Under no circumstances alter the records; copy each one exactly.

▶ **STORED DATA**:
•••••

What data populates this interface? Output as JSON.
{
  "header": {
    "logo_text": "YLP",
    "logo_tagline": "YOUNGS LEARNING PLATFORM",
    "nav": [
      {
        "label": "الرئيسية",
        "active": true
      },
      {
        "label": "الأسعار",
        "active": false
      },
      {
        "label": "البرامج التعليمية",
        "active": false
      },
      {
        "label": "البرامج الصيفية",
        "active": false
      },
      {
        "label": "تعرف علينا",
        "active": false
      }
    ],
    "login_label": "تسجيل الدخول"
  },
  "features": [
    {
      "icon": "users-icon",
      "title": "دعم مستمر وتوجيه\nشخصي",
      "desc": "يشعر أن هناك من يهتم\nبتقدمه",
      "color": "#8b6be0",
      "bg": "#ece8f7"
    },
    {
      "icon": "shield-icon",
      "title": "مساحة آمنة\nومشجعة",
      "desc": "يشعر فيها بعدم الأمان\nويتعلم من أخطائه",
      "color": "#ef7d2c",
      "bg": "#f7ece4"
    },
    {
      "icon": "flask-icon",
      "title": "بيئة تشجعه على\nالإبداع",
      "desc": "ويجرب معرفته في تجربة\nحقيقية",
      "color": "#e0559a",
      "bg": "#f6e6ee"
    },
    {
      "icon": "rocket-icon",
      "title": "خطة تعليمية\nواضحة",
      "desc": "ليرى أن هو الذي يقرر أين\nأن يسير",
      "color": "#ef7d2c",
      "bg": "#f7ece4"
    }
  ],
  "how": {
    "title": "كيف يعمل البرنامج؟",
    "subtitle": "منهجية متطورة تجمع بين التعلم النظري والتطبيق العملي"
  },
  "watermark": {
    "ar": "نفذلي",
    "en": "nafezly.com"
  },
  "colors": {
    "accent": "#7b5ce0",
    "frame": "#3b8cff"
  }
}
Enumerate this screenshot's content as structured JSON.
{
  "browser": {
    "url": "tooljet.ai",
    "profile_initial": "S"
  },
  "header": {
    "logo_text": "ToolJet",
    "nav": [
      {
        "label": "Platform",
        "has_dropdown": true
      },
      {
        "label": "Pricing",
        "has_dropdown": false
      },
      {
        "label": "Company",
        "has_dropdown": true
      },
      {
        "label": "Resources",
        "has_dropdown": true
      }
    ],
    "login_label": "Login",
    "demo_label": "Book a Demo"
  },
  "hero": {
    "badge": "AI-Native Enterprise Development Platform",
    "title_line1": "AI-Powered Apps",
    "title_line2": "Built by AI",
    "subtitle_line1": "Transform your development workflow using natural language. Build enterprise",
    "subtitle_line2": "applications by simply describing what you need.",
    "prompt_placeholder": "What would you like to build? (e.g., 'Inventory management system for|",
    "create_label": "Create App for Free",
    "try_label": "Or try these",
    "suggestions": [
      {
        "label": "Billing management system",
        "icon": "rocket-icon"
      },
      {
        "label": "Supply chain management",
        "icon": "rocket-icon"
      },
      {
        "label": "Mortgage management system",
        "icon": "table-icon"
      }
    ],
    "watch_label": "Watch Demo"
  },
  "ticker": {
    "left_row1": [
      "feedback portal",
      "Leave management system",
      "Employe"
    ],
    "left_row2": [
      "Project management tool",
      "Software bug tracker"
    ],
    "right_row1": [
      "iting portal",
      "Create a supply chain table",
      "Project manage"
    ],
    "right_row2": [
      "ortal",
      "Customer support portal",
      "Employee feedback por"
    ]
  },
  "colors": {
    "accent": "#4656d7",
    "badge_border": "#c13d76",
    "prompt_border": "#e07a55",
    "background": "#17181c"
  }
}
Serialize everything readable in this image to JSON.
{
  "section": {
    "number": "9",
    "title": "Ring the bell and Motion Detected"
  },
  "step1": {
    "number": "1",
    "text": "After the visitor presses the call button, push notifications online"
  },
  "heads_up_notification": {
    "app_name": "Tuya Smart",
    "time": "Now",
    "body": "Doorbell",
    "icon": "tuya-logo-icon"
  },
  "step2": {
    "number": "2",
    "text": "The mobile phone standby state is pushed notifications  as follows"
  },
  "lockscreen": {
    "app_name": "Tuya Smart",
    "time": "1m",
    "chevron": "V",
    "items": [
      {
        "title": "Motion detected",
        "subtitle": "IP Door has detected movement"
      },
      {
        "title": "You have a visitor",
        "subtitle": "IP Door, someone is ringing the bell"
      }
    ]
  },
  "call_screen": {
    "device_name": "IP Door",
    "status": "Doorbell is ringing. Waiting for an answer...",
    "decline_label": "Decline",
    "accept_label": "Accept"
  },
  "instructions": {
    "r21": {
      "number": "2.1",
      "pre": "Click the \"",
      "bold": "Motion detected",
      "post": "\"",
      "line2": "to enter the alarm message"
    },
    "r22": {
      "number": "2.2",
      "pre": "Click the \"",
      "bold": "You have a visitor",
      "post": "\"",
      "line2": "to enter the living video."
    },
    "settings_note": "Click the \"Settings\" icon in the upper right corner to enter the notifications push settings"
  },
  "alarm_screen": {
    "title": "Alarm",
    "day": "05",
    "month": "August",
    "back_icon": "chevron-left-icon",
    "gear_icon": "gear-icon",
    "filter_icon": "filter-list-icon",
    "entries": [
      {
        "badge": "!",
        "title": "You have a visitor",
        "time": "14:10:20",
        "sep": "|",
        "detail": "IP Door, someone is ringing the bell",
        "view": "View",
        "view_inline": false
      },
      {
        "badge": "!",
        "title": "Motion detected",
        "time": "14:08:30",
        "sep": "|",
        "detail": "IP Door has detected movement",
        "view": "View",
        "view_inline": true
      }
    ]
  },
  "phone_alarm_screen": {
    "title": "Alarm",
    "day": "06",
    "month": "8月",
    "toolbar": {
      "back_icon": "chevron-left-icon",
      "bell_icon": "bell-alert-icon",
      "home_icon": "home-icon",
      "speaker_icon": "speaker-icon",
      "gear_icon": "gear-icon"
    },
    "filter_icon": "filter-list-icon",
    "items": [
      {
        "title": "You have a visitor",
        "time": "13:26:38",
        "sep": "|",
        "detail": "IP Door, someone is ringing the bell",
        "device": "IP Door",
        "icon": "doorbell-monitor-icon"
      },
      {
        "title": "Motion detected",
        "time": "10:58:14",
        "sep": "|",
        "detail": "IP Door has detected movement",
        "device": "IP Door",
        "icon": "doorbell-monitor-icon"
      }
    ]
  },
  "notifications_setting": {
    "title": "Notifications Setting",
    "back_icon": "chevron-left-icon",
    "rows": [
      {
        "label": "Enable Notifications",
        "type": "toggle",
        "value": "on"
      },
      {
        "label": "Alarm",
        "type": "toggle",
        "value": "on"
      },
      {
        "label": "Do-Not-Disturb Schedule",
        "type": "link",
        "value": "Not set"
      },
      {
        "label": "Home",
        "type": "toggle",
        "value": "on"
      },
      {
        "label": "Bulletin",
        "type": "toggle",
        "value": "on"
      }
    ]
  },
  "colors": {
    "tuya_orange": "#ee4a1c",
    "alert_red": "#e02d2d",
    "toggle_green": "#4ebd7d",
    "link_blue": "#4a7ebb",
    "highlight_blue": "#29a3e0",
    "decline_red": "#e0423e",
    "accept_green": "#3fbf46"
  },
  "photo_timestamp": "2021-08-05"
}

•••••

▶ **TASK ANSWER**:
What data populates this interface? Output as JSON.
{
  "header": {
    "logo_text": "YLP",
    "logo_tagline": "YOUNGS LEARNING PLATFORM",
    "nav": [
      {
        "label": "الرئيسية",
        "active": true
      },
      {
        "label": "الأسعار",
        "active": false
      },
      {
        "label": "البرامج التعليمية",
        "active": false
      },
      {
        "label": "البرامج الصيفية",
        "active": false
      },
      {
        "label": "تعرف علينا",
        "active": false
      }
    ],
    "login_label": "تسجيل الدخول"
  },
  "features": [
    {
      "icon": "users-icon",
      "title": "دعم مستمر وتوجيه\nشخصي",
      "desc": "يشعر أن هناك من يهتم\nبتقدمه",
      "color": "#8b6be0",
      "bg": "#ece8f7"
    },
    {
      "icon": "shield-icon",
      "title": "مساحة آمنة\nومشجعة",
      "desc": "يشعر فيها بعدم الأمان\nويتعلم من أخطائه",
      "color": "#ef7d2c",
      "bg": "#f7ece4"
    },
    {
      "icon": "flask-icon",
      "title": "بيئة تشجعه على\nالإبداع",
      "desc": "ويجرب معرفته في تجربة\nحقيقية",
      "color": "#e0559a",
      "bg": "#f6e6ee"
    },
    {
      "icon": "rocket-icon",
      "title": "خطة تعليمية\nواضحة",
      "desc": "ليرى أن هو الذي يقرر أين\nأن يسير",
      "color": "#ef7d2c",
      "bg": "#f7ece4"
    }
  ],
  "how": {
    "title": "كيف يعمل البرنامج؟",
    "subtitle": "منهجية متطورة تجمع بين التعلم النظري والتطبيق العملي"
  },
  "watermark": {
    "ar": "نفذلي",
    "en": "nafezly.com"
  },
  "colors": {
    "accent": "#7b5ce0",
    "frame": "#3b8cff"
  }
}
Enumerate this screenshot's content as structured JSON.
{
  "browser": {
    "url": "tooljet.ai",
    "profile_initial": "S"
  },
  "header": {
    "logo_text": "ToolJet",
    "nav": [
      {
        "label": "Platform",
        "has_dropdown": true
      },
      {
        "label": "Pricing",
        "has_dropdown": false
      },
      {
        "label": "Company",
        "has_dropdown": true
      },
      {
        "label": "Resources",
        "has_dropdown": true
      }
    ],
    "login_label": "Login",
    "demo_label": "Book a Demo"
  },
  "hero": {
    "badge": "AI-Native Enterprise Development Platform",
    "title_line1": "AI-Powered Apps",
    "title_line2": "Built by AI",
    "subtitle_line1": "Transform your development workflow using natural language. Build enterprise",
    "subtitle_line2": "applications by simply describing what you need.",
    "prompt_placeholder": "What would you like to build? (e.g., 'Inventory management system for|",
    "create_label": "Create App for Free",
    "try_label": "Or try these",
    "suggestions": [
      {
        "label": "Billing management system",
        "icon": "rocket-icon"
      },
      {
        "label": "Supply chain management",
        "icon": "rocket-icon"
      },
      {
        "label": "Mortgage management system",
        "icon": "table-icon"
      }
    ],
    "watch_label": "Watch Demo"
  },
  "ticker": {
    "left_row1": [
      "feedback portal",
      "Leave management system",
      "Employe"
    ],
    "left_row2": [
      "Project management tool",
      "Software bug tracker"
    ],
    "right_row1": [
      "iting portal",
      "Create a supply chain table",
      "Project manage"
    ],
    "right_row2": [
      "ortal",
      "Customer support portal",
      "Employee feedback por"
    ]
  },
  "colors": {
    "accent": "#4656d7",
    "badge_border": "#c13d76",
    "prompt_border": "#e07a55",
    "background": "#17181c"
  }
}
Serialize everything readable in this image to JSON.
{
  "section": {
    "number": "9",
    "title": "Ring the bell and Motion Detected"
  },
  "step1": {
    "number": "1",
    "text": "After the visitor presses the call button, push notifications online"
  },
  "heads_up_notification": {
    "app_name": "Tuya Smart",
    "time": "Now",
    "body": "Doorbell",
    "icon": "tuya-logo-icon"
  },
  "step2": {
    "number": "2",
    "text": "The mobile phone standby state is pushed notifications  as follows"
  },
  "lockscreen": {
    "app_name": "Tuya Smart",
    "time": "1m",
    "chevron": "V",
    "items": [
      {
        "title": "Motion detected",
        "subtitle": "IP Door has detected movement"
      },
      {
        "title": "You have a visitor",
        "subtitle": "IP Door, someone is ringing the bell"
      }
    ]
  },
  "call_screen": {
    "device_name": "IP Door",
    "status": "Doorbell is ringing. Waiting for an answer...",
    "decline_label": "Decline",
    "accept_label": "Accept"
  },
  "instructions": {
    "r21": {
      "number": "2.1",
      "pre": "Click the \"",
      "bold": "Motion detected",
      "post": "\"",
      "line2": "to enter the alarm message"
    },
    "r22": {
      "number": "2.2",
      "pre": "Click the \"",
      "bold": "You have a visitor",
      "post": "\"",
      "line2": "to enter the living video."
    },
    "settings_note": "Click the \"Settings\" icon in the upper right corner to enter the notifications push settings"
  },
  "alarm_screen": {
    "title": "Alarm",
    "day": "05",
    "month": "August",
    "back_icon": "chevron-left-icon",
    "gear_icon": "gear-icon",
    "filter_icon": "filter-list-icon",
    "entries": [
      {
        "badge": "!",
        "title": "You have a visitor",
        "time": "14:10:20",
        "sep": "|",
        "detail": "IP Door, someone is ringing the bell",
        "view": "View",
        "view_inline": false
      },
      {
        "badge": "!",
        "title": "Motion detected",
        "time": "14:08:30",
        "sep": "|",
        "detail": "IP Door has detected movement",
        "view": "View",
        "view_inline": true
      }
    ]
  },
  "phone_alarm_screen": {
    "title": "Alarm",
    "day": "06",
    "month": "8月",
    "toolbar": {
      "back_icon": "chevron-left-icon",
      "bell_icon": "bell-alert-icon",
      "home_icon": "home-icon",
      "speaker_icon": "speaker-icon",
      "gear_icon": "gear-icon"
    },
    "filter_icon": "filter-list-icon",
    "items": [
      {
        "title": "You have a visitor",
        "time": "13:26:38",
        "sep": "|",
        "detail": "IP Door, someone is ringing the bell",
        "device": "IP Door",
        "icon": "doorbell-monitor-icon"
      },
      {
        "title": "Motion detected",
        "time": "10:58:14",
        "sep": "|",
        "detail": "IP Door has detected movement",
        "device": "IP Door",
        "icon": "doorbell-monitor-icon"
      }
    ]
  },
  "notifications_setting": {
    "title": "Notifications Setting",
    "back_icon": "chevron-left-icon",
    "rows": [
      {
        "label": "Enable Notifications",
        "type": "toggle",
        "value": "on"
      },
      {
        "label": "Alarm",
        "type": "toggle",
        "value": "on"
      },
      {
        "label": "Do-Not-Disturb Schedule",
        "type": "link",
        "value": "Not set"
      },
      {
        "label": "Home",
        "type": "toggle",
        "value": "on"
      },
      {
        "label": "Bulletin",
        "type": "toggle",
        "value": "on"
      }
    ]
  },
  "colors": {
    "tuya_orange": "#ee4a1c",
    "alert_red": "#e02d2d",
    "toggle_green": "#4ebd7d",
    "link_blue": "#4a7ebb",
    "highlight_blue": "#29a3e0",
    "decline_red": "#e0423e",
    "accept_green": "#3fbf46"
  },
  "photo_timestamp": "2021-08-05"
}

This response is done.